# EXTRACTED ENTRIES

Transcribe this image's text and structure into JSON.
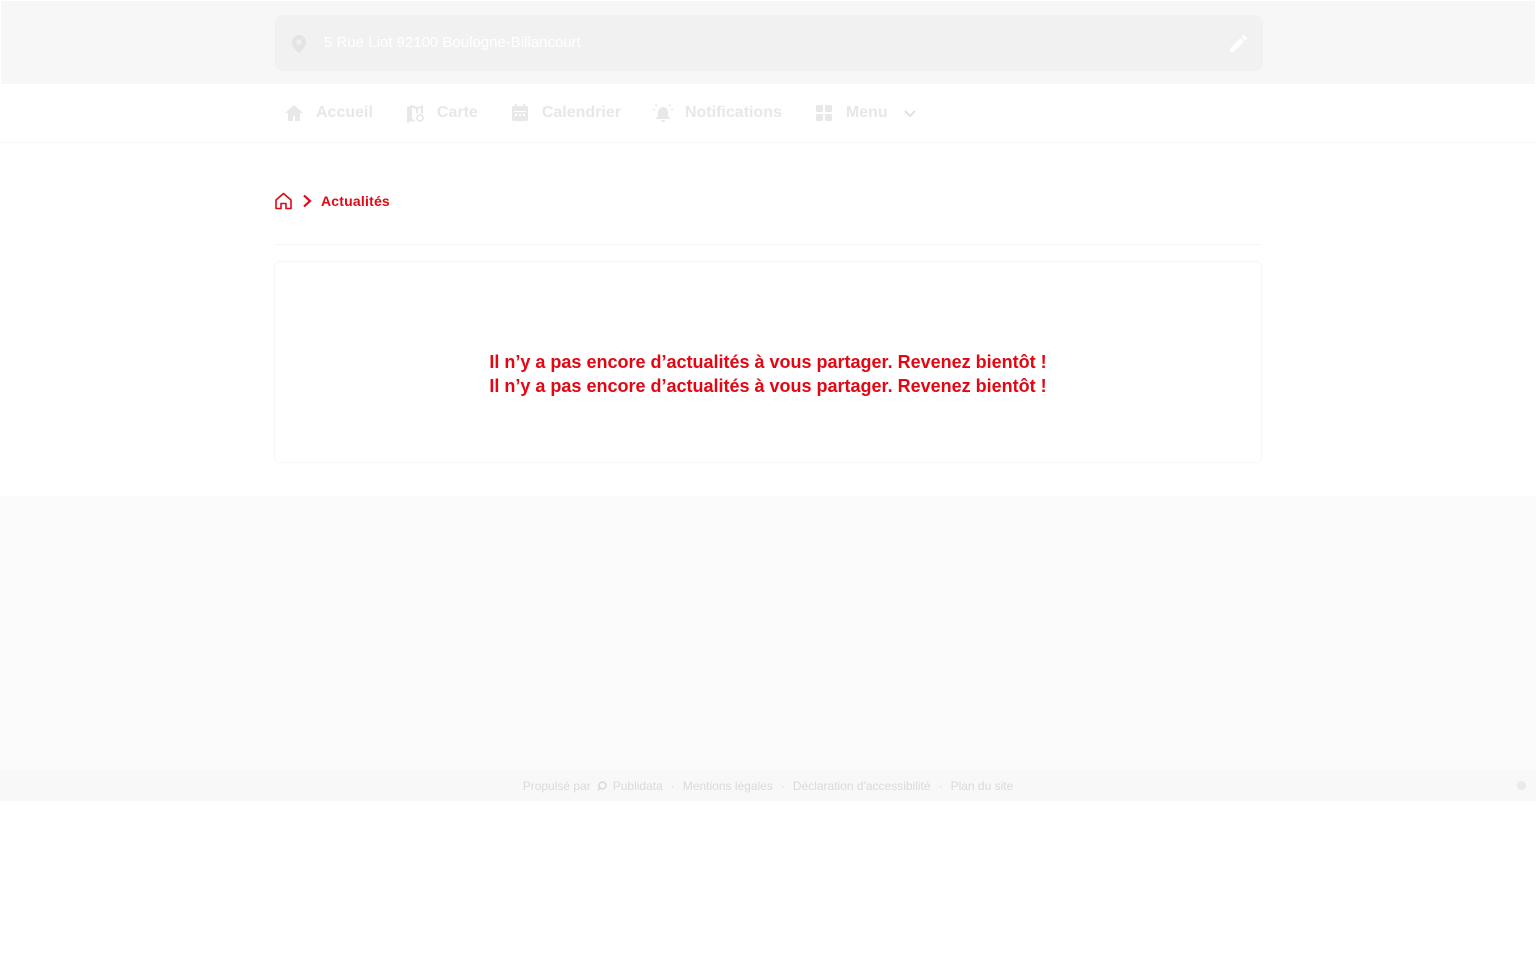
{
  "header": {
    "address": "5 Rue Liot 92100 Boulogne-Billancourt",
    "icons": {
      "location": "map-pin-icon",
      "edit": "pencil-icon"
    }
  },
  "nav": {
    "items": [
      {
        "label": "Accueil",
        "icon": "home-icon"
      },
      {
        "label": "Carte",
        "icon": "map-icon"
      },
      {
        "label": "Calendrier",
        "icon": "calendar-icon"
      },
      {
        "label": "Notifications",
        "icon": "alarm-bell-icon"
      },
      {
        "label": "Menu",
        "icon": "grid-icon",
        "has_dropdown": true
      }
    ]
  },
  "breadcrumb": {
    "home_icon": "home-outline-icon",
    "separator_icon": "chevron-right-icon",
    "current": "Actualités"
  },
  "main": {
    "empty_message": [
      "Il n’y a pas encore d’actualités à vous partager. Revenez bientôt !",
      "Il n’y a pas encore d’actualités à vous partager. Revenez bientôt !"
    ]
  },
  "footer": {
    "powered_by_label": "Propulsé par",
    "powered_by_brand": "Publidata",
    "links": [
      "Mentions légales",
      "Déclaration d'accessibilité",
      "Plan du site"
    ],
    "separator": "·"
  },
  "colors": {
    "accent": "#e30613",
    "nav_text": "#e7e7e7",
    "header_bg": "#f7f7f7",
    "address_box_bg": "#f1f1f1",
    "page_bg": "#fbfbfb"
  }
}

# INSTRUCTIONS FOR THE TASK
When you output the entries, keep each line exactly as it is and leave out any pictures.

# ANSWER TO THE PROBLEM
Transcribe this image's text and structure into JSON.
{
  "header": {
    "address": "5 Rue Liot 92100 Boulogne-Billancourt",
    "icons": {
      "location": "map-pin-icon",
      "edit": "pencil-icon"
    }
  },
  "nav": {
    "items": [
      {
        "label": "Accueil",
        "icon": "home-icon"
      },
      {
        "label": "Carte",
        "icon": "map-icon"
      },
      {
        "label": "Calendrier",
        "icon": "calendar-icon"
      },
      {
        "label": "Notifications",
        "icon": "alarm-bell-icon"
      },
      {
        "label": "Menu",
        "icon": "grid-icon",
        "has_dropdown": true
      }
    ]
  },
  "breadcrumb": {
    "home_icon": "home-outline-icon",
    "separator_icon": "chevron-right-icon",
    "current": "Actualités"
  },
  "main": {
    "empty_message": [
      "Il n’y a pas encore d’actualités à vous partager. Revenez bientôt !",
      "Il n’y a pas encore d’actualités à vous partager. Revenez bientôt !"
    ]
  },
  "footer": {
    "powered_by_label": "Propulsé par",
    "powered_by_brand": "Publidata",
    "links": [
      "Mentions légales",
      "Déclaration d'accessibilité",
      "Plan du site"
    ],
    "separator": "·"
  },
  "colors": {
    "accent": "#e30613",
    "nav_text": "#e7e7e7",
    "header_bg": "#f7f7f7",
    "address_box_bg": "#f1f1f1",
    "page_bg": "#fbfbfb"
  }
}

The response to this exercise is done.